▶ **TRY IT**
In the material below, list every line carrying the string "image".

▶ **DATA TO USE**

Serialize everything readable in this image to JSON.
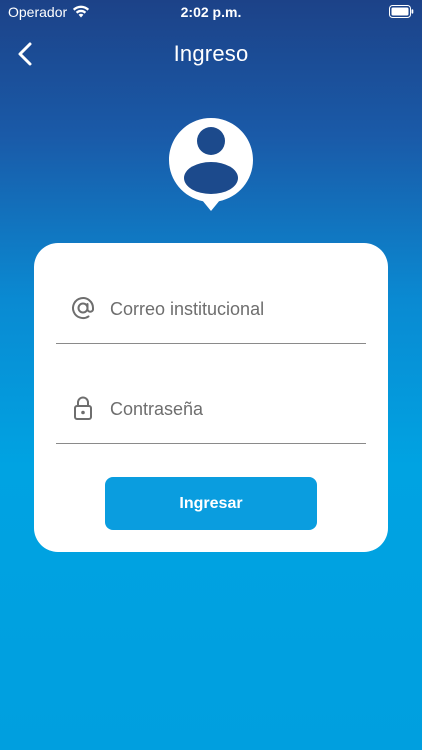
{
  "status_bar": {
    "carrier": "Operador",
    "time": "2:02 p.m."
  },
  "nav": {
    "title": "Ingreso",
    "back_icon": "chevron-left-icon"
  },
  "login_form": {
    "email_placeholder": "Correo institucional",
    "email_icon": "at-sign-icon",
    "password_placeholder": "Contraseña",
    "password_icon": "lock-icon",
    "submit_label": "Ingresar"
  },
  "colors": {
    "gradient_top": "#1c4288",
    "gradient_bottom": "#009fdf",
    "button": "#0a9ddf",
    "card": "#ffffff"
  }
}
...
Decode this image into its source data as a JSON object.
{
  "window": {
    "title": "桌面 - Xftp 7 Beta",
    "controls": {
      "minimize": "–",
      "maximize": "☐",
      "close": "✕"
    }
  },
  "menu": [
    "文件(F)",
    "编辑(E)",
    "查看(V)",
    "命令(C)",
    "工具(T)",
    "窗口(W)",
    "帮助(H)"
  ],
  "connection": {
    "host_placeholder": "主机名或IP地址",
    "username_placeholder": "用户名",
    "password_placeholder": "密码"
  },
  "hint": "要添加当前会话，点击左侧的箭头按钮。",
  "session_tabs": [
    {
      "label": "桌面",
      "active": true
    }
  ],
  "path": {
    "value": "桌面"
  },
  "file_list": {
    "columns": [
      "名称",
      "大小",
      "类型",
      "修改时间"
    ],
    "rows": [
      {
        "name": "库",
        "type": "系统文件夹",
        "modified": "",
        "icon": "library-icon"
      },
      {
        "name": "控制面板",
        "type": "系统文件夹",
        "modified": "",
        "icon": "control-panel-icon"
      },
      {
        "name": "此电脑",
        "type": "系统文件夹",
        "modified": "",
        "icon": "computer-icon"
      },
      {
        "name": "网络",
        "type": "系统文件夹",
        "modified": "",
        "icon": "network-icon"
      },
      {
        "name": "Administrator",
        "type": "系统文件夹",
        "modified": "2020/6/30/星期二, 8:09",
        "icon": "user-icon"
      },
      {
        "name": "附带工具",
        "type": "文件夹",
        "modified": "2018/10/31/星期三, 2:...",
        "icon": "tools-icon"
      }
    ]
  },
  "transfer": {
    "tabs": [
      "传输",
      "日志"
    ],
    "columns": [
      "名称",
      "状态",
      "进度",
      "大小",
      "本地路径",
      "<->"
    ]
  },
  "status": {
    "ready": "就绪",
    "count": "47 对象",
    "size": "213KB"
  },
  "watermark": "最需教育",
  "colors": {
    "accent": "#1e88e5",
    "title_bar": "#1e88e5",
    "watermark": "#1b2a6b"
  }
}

▶ **EXERCISE ANSWER**
Serialize everything readable in this image to JSON.
Decode this image into its source data as a JSON object.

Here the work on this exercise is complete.